Free distribution of water and electricity is frequently criticised as being instances of non-merit subsidies. The argument is that these interventions distort prices through cross-subsidisation, and make people lazy, leading to a drop in labour force participation. While a criticism is that they should be targeted, should the right to food and the right to water, which are otherwise Constitutionally mandated, not have universal form of public support?
Consider the provision of free public transport for women, which impacts women’s mobility, safety, and employment. A critique of such a measure is that by making a group eligible for a free service, the state is forgoing revenue from those who can afford to pay for it. However, in a situation where the use of public spaces remains highly gendered, and women face risks of violence, the value of promoting mobility may need a more nuanced understanding, than just estimating revenue loss.
While such interventions have implications on states’ fiscal health, given their limited revenue mobilisation capacity, it is the state’s responsibility to build an ecosystem in which all citizens can avail essential services. In the absence of this, and in the face of inequality, stopgap measures are often necessary. It is in this context that such spending should be seen as subsidising public goods. Moreover, such spending can also create positive externalities that can accelerate economic growth.

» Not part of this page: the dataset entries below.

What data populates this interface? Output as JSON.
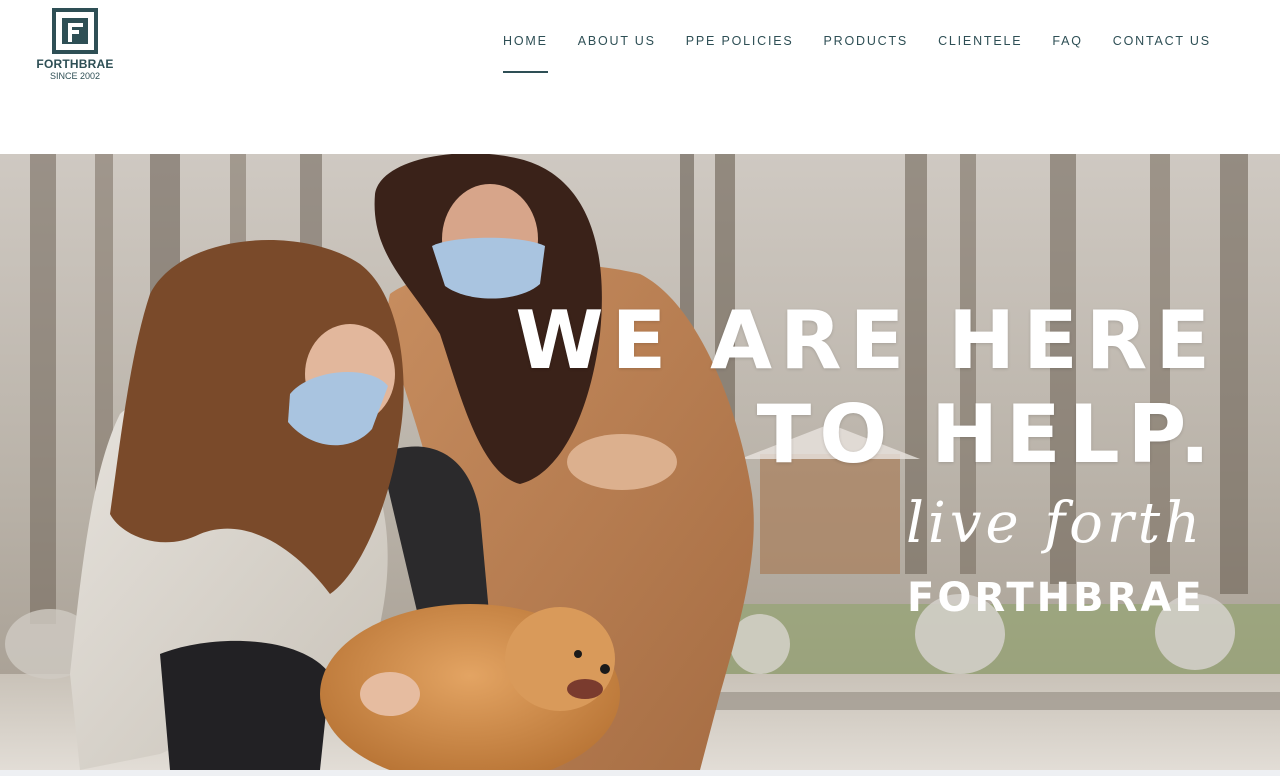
{
  "logo": {
    "name": "FORTHBRAE",
    "since": "SINCE 2002",
    "brand_color": "#2e4f55"
  },
  "nav": {
    "items": [
      {
        "label": "HOME",
        "active": true
      },
      {
        "label": "ABOUT US",
        "active": false
      },
      {
        "label": "PPE POLICIES",
        "active": false
      },
      {
        "label": "PRODUCTS",
        "active": false
      },
      {
        "label": "CLIENTELE",
        "active": false
      },
      {
        "label": "FAQ",
        "active": false
      },
      {
        "label": "CONTACT US",
        "active": false
      }
    ]
  },
  "hero": {
    "headline_line1": "WE ARE HERE",
    "headline_line2": "TO HELP.",
    "tagline_script": "live forth",
    "tagline_brand": "FORTHBRAE",
    "text_color": "#ffffff"
  }
}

Populism vs welfare
Governments forgo revenue by giving tax exemptions to the corporate sector, loan waivers to big farmers and industrialists, bank recapitalisation due to nonperforming assets of banks, giving land to industries at subsidised rates, or perks to legislators. These measures also create constraints on the fiscal exchequer but do not feature in the discussion on freebies. Such discussion is often confined to the expenditure side of interventions, targeted towards the economically deprived or marginalised communities. The measures like those mentioned above, are often tagged as incentives, consciously provided to promote economic growth and development. Is it not possible to view free provision of essential goods and services to disadvantaged groups in the same way?
The debate on populist policy vis-a-vis welfare measures has nuances, and it may not be useful to categorise a measure as one or the other. It is also not judicious to tag any populist policy as detrimental for the economy; it is subjective and needs to be analysed in the context of the particular sector or demography.
One cannot deny that there are measures that are inefficient, distortionary, or a waste of resources; and it is also true that leakages or mismanagement of resources in development schemes is a persistent problem. This cannot be the sole argument for scrapping social protection-oriented welfare measures. The question that should be asked in the context of this debate is whether a policy is good or bad for development outcomes and fulfilment of human rights.
Protiva Kundu, Shruti Ambast and Gurpreet Singh work with the Centre for Budget and Governance Accountability, which aims to increase transparency and accountability in governance through rigorous analysis of policies and budgets.